Blunt once taught history. He should know Trump was impeached by the House before he left office. The Senate vote was whether to convict him for igniting the riots. The evidence of that incitement was unambiguous to anyone who knows insurrection when he or she sees it.

And hundreds of scholars have said conviction of a former office holder is constitutional. The Senate voted to adopt that view. Blunt and Moran now seek to justify their vote on a weak technicality. They should not be allowed to duck responsibility so easily.

Both must face voters in two years, and are favorites to win. Perhaps they voted to acquit because they fear primary challenges from the Trumpistas in their party. If so, their votes are not only wrong, but also display a troubling political cowardice we should never forget.

This is true in narrow terms. During the impeachment debate, the Senate voted to approve a Congressional Gold Medal for Eugene Goldman, the Capitol Police officer who courageously diverted rioters away from senators and staff on Jan. 6.

Asked to demonstrate similar courage, Blunt and Moran demurred.

But it’s true in a broader sense, too. The American republic, we now know, faced an unrelenting assault from Trump and his supporters over the past three months as they sought to overthrow a free and fair election.

The idea of self-government survived only because of the steely courage of hundreds of election workers, secretaries of state, judges, lawmakers and governors of both parties who resisted, often at great political and personal risk, the former president’s theft.

The republic survives because of their bravery. But it was a close call. Had one or two judges, or a governor or two joined in Trump’s piracy, the American democratic experiment might well have died over the last three months.

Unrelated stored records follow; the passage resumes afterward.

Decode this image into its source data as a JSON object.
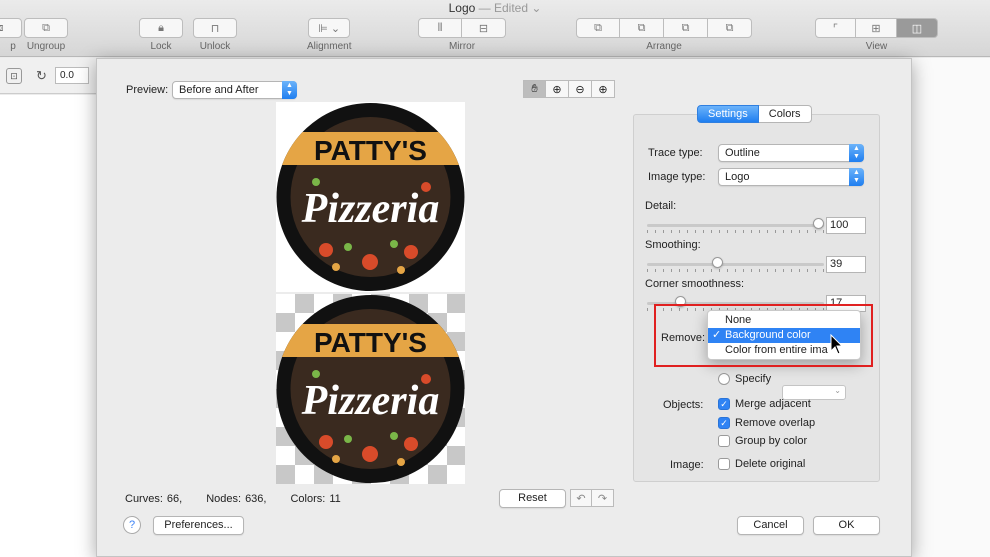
{
  "window": {
    "title": "Logo",
    "edited": "— Edited ⌄"
  },
  "toolbar": {
    "groups": [
      {
        "label": "p"
      },
      {
        "label": "Ungroup"
      },
      {
        "label": "Lock"
      },
      {
        "label": "Unlock"
      },
      {
        "label": "Alignment"
      },
      {
        "label": "Mirror"
      },
      {
        "label": "Arrange"
      },
      {
        "label": "View"
      }
    ]
  },
  "subbar": {
    "rotation_value": "0.0"
  },
  "sheet": {
    "preview_label": "Preview:",
    "preview_select": "Before and After",
    "logo": {
      "line1": "PATTY'S",
      "line2": "Pizzeria"
    },
    "stats": {
      "curves_label": "Curves:",
      "curves": "66,",
      "nodes_label": "Nodes:",
      "nodes": "636,",
      "colors_label": "Colors:",
      "colors": "11"
    },
    "reset_label": "Reset",
    "help_label": "?",
    "preferences_label": "Preferences...",
    "cancel_label": "Cancel",
    "ok_label": "OK"
  },
  "panel": {
    "tabs": [
      "Settings",
      "Colors"
    ],
    "trace_type_label": "Trace type:",
    "trace_type": "Outline",
    "image_type_label": "Image type:",
    "image_type": "Logo",
    "detail_label": "Detail:",
    "detail": "100",
    "smoothing_label": "Smoothing:",
    "smoothing": "39",
    "corner_label": "Corner smoothness:",
    "corner": "17",
    "remove_label": "Remove:",
    "remove_menu": [
      "None",
      "Background color",
      "Color from entire ima"
    ],
    "remove_selected_mark": "✓",
    "specify_label": "Specify",
    "objects_label": "Objects:",
    "merge_label": "Merge adjacent",
    "overlap_label": "Remove overlap",
    "group_label": "Group by color",
    "image_label": "Image:",
    "delete_label": "Delete original"
  },
  "sliders": {
    "detail": 1.0,
    "smoothing": 0.39,
    "corner": 0.17
  },
  "colors": {
    "accent": "#2f83f4",
    "highlight": "#e02020",
    "logo_orange": "#e5a545",
    "logo_black": "#111111"
  }
}
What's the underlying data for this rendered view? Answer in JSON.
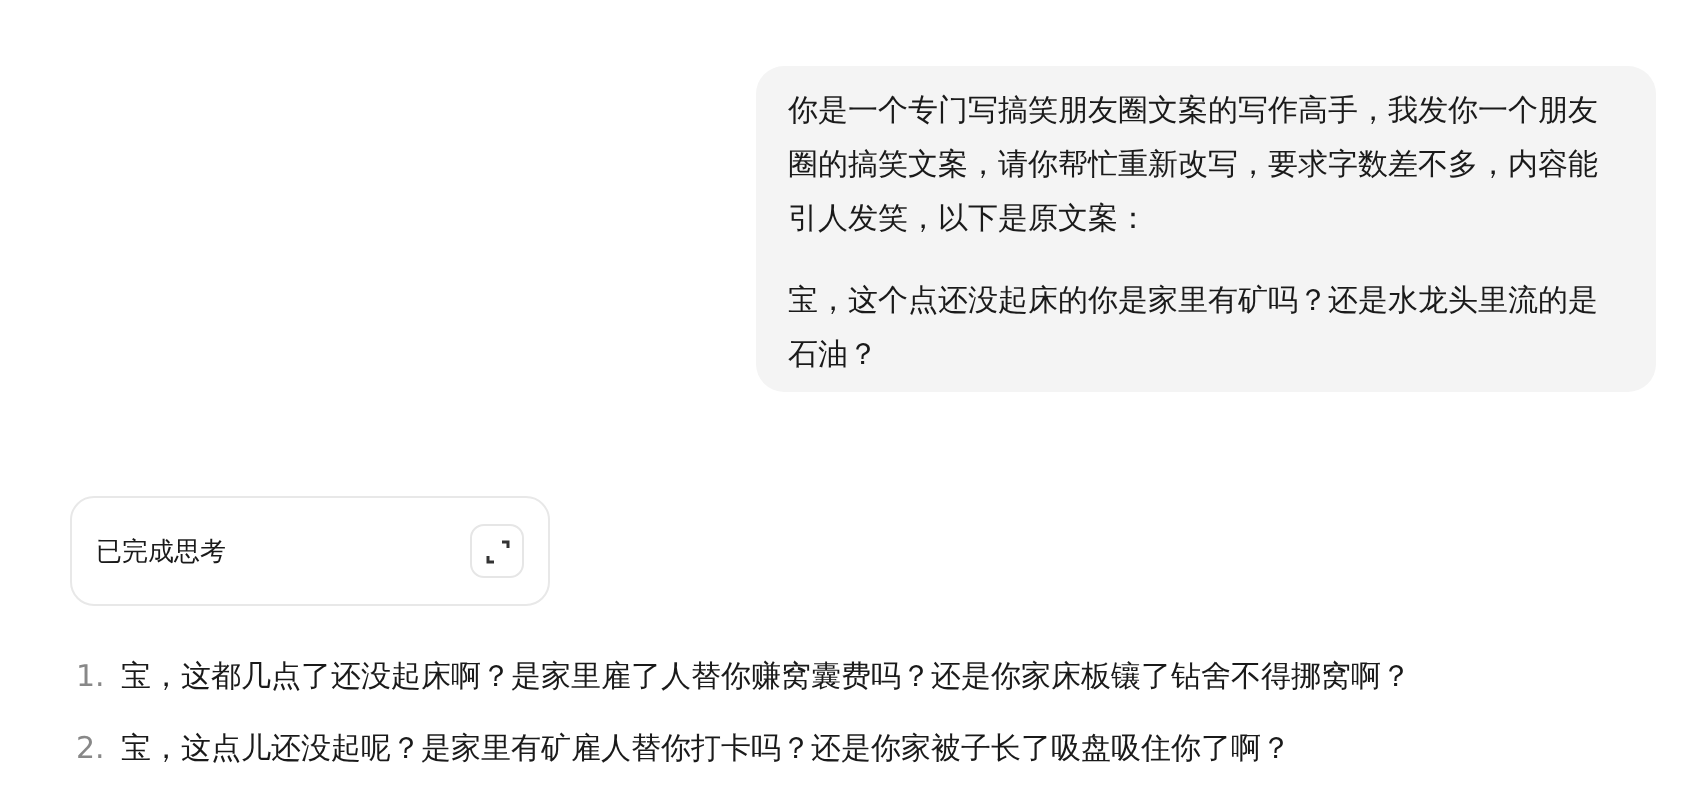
{
  "user_message": {
    "paragraphs": [
      "你是一个专门写搞笑朋友圈文案的写作高手，我发你一个朋友圈的搞笑文案，请你帮忙重新改写，要求字数差不多，内容能引人发笑，以下是原文案：",
      "宝，这个点还没起床的你是家里有矿吗？还是水龙头里流的是石油？"
    ]
  },
  "thinking": {
    "label": "已完成思考",
    "expanded": false
  },
  "answer": {
    "items": [
      {
        "number": "1.",
        "text": "宝，这都几点了还没起床啊？是家里雇了人替你赚窝囊费吗？还是你家床板镶了钻舍不得挪窝啊？"
      },
      {
        "number": "2.",
        "text": "宝，这点儿还没起呢？是家里有矿雇人替你打卡吗？还是你家被子长了吸盘吸住你了啊？"
      }
    ]
  }
}
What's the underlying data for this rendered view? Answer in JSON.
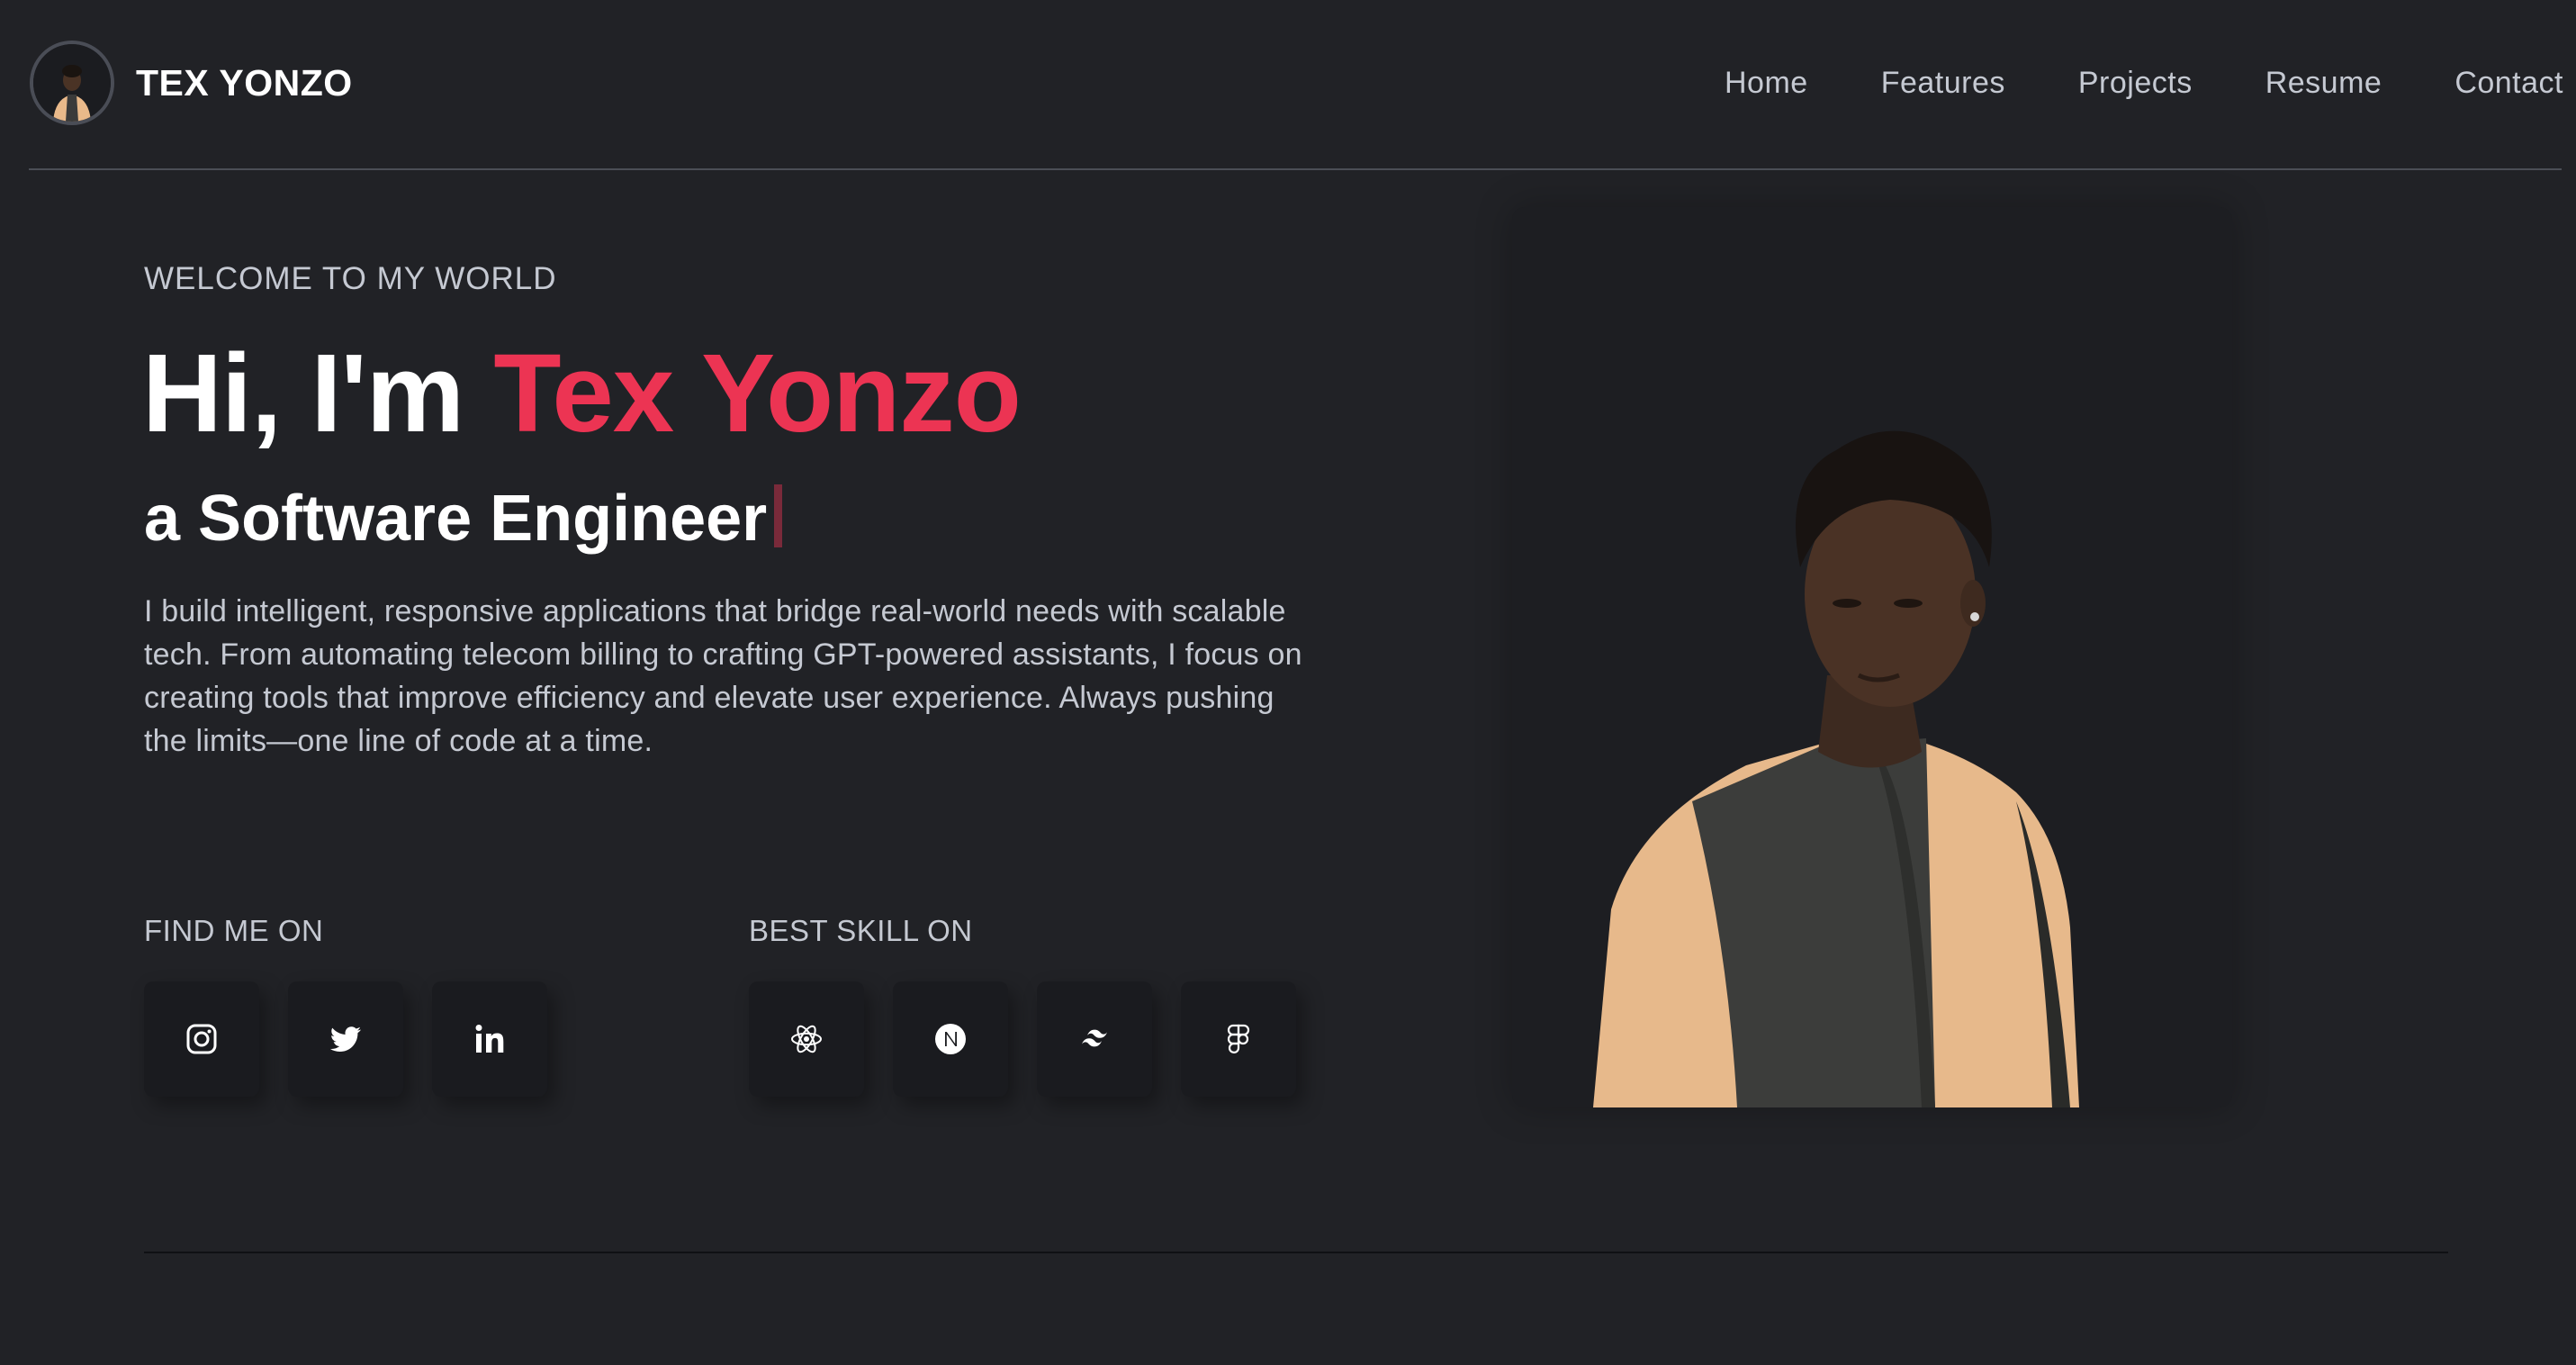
{
  "header": {
    "brand": "TEX YONZO",
    "nav": [
      "Home",
      "Features",
      "Projects",
      "Resume",
      "Contact"
    ]
  },
  "hero": {
    "welcome": "WELCOME TO MY WORLD",
    "greeting": "Hi, I'm ",
    "name": "Tex Yonzo",
    "role": "a Software Engineer",
    "description": "I build intelligent, responsive applications that bridge real-world needs with scalable tech. From automating telecom billing to crafting GPT-powered assistants, I focus on creating tools that improve efficiency and elevate user experience. Always pushing the limits—one line of code at a time."
  },
  "social": {
    "label": "FIND ME ON",
    "icons": [
      "instagram-icon",
      "twitter-icon",
      "linkedin-icon"
    ]
  },
  "skills": {
    "label": "BEST SKILL ON",
    "icons": [
      "react-icon",
      "nextjs-icon",
      "tailwind-icon",
      "figma-icon"
    ]
  },
  "colors": {
    "background": "#212226",
    "accent": "#ec3453",
    "text_muted": "#c5c9d2",
    "card": "#1a1b1f"
  }
}
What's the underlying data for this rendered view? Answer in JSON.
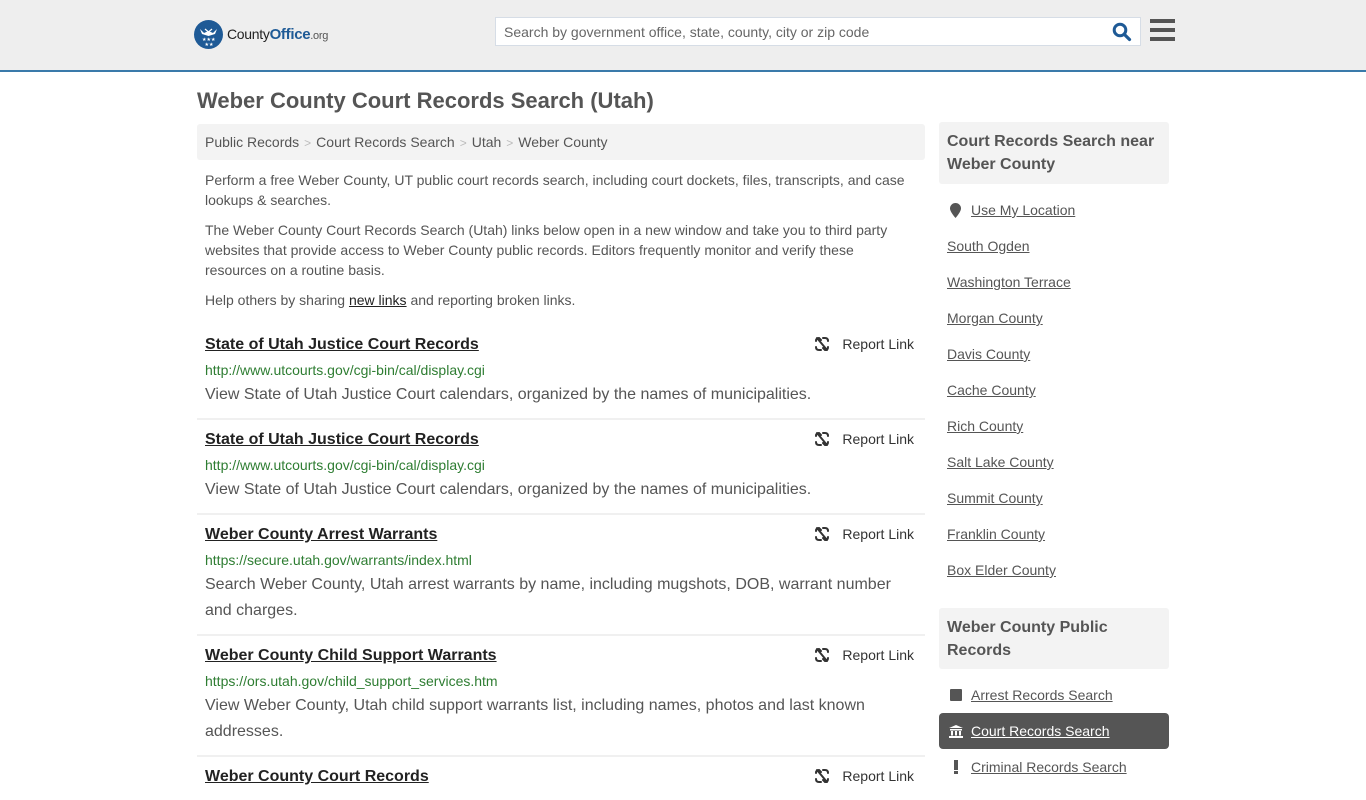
{
  "header": {
    "logo": {
      "county": "County",
      "office": "Office",
      "org": ".org",
      "icon": "eagle-stars-icon"
    },
    "search": {
      "placeholder": "Search by government office, state, county, city or zip code",
      "value": "",
      "icon": "search-icon"
    },
    "menu_icon": "hamburger-menu-icon",
    "accent_color": "#1e5a96",
    "border_color": "#3a7aaa"
  },
  "page": {
    "title": "Weber County Court Records Search (Utah)"
  },
  "breadcrumb": [
    {
      "label": "Public Records"
    },
    {
      "label": "Court Records Search"
    },
    {
      "label": "Utah"
    },
    {
      "label": "Weber County"
    }
  ],
  "breadcrumb_separator": ">",
  "intro": {
    "p1": "Perform a free Weber County, UT public court records search, including court dockets, files, transcripts, and case lookups & searches.",
    "p2": "The Weber County Court Records Search (Utah) links below open in a new window and take you to third party websites that provide access to Weber County public records. Editors frequently monitor and verify these resources on a routine basis.",
    "p3_before": "Help others by sharing ",
    "p3_link": "new links",
    "p3_after": " and reporting broken links."
  },
  "results": [
    {
      "title": "State of Utah Justice Court Records",
      "url": "http://www.utcourts.gov/cgi-bin/cal/display.cgi",
      "description": "View State of Utah Justice Court calendars, organized by the names of municipalities.",
      "report_label": "Report Link"
    },
    {
      "title": "State of Utah Justice Court Records",
      "url": "http://www.utcourts.gov/cgi-bin/cal/display.cgi",
      "description": "View State of Utah Justice Court calendars, organized by the names of municipalities.",
      "report_label": "Report Link"
    },
    {
      "title": "Weber County Arrest Warrants",
      "url": "https://secure.utah.gov/warrants/index.html",
      "description": "Search Weber County, Utah arrest warrants by name, including mugshots, DOB, warrant number and charges.",
      "report_label": "Report Link"
    },
    {
      "title": "Weber County Child Support Warrants",
      "url": "https://ors.utah.gov/child_support_services.htm",
      "description": "View Weber County, Utah child support warrants list, including names, photos and last known addresses.",
      "report_label": "Report Link"
    },
    {
      "title": "Weber County Court Records",
      "url": "",
      "description": "",
      "report_label": "Report Link"
    }
  ],
  "sidebar": {
    "nearby": {
      "heading": "Court Records Search near Weber County",
      "use_location": "Use My Location",
      "links": [
        "South Ogden",
        "Washington Terrace",
        "Morgan County",
        "Davis County",
        "Cache County",
        "Rich County",
        "Salt Lake County",
        "Summit County",
        "Franklin County",
        "Box Elder County"
      ]
    },
    "public_records": {
      "heading": "Weber County Public Records",
      "items": [
        {
          "label": "Arrest Records Search",
          "icon": "square-icon",
          "active": false
        },
        {
          "label": "Court Records Search",
          "icon": "courthouse-icon",
          "active": true
        },
        {
          "label": "Criminal Records Search",
          "icon": "exclamation-icon",
          "active": false
        }
      ]
    }
  }
}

Next time, we may not be so lucky.

And there will be a next time. The votes of Hawley, Moran, Blunt, Marshall and their cowardly colleagues ensure it. They have said, in clear language, that corrupting an American presidential election — and then provoking a riot to stop the count — is perfectly acceptable, merely the settling of a “political score,” as Blunt put it.

When the next riot comes, who will stand for democracy? Not the senators from Missouri and Kansas.

They will not see it that way, of course. They’re already trying to change the subject. But we should not let them do so. The stain of their votes must remain affixed to their names as long as the republic survives, which, given their actions Saturday and over the past four years, may not be much longer.